The businesses have insisted that they take the protection of their customers, particularly youngsters, significantly, they usually have launched instruments to make it simpler for fogeys to know whom their youngsters are contacting; made psychological well being sources, together with the brand new 988 disaster hotline, extra distinguished; and improved age verification and display screen closing dates.
Each circumstances had been filed in U.S. District Courtroom in Seattle, however they’re primarily based on state public nuisance regulation — a broad, vaguely outlined authorized idea whose origins date again at the very least to thirteenth century England. In Washington, public nuisance is outlined, partly, as “each act unlawfully carried out and each omission to carry out an obligation” which “shall annoy, injure or endanger the protection, well being, consolation, or repose of any appreciable variety of individuals.”
Most famously, public nuisance claims helped immediate the tobacco business’s $246 billion, 25-year settlement with the states in 1998. However public nuisance regulation additionally has been at the very least a part of the idea for litigation by state, metropolis, county or tribal governments searching for to carry oil firms answerable for local weather change, the gun business for gun violence, the pharmaceutical business for the opioid disaster and vaping firms like Juul for teen vaping.

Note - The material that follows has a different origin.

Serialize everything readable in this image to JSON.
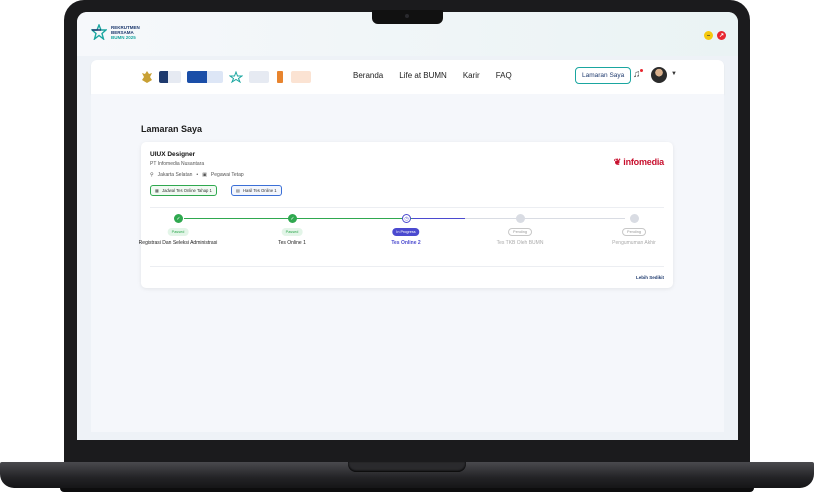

A lot of the litigation is ongoing. Juul Labs final month agreed to settle hundreds of lawsuits — together with 1,400 from faculty districts, cities and counties — for a reported $1.2 billion.
The Seattle litigation has the potential to enact huge change, prompting questions in regards to the appropriateness of addressing huge societal points in court docket moderately than by way of lawmaking. But there’s little threat to the college district as a result of a personal regulation agency filed the criticism on a contingency foundation through which the agency is paid provided that the case succeeds.
Jolina Cuaresma, senior counsel for privateness and tech coverage at Widespread Sense Media, which goals to make media safer for kids, stated she was thrilled to see a college district make a public nuisance declare in opposition to the tech firms.
“People have change into drained ready for Congress to do one thing,” she stated.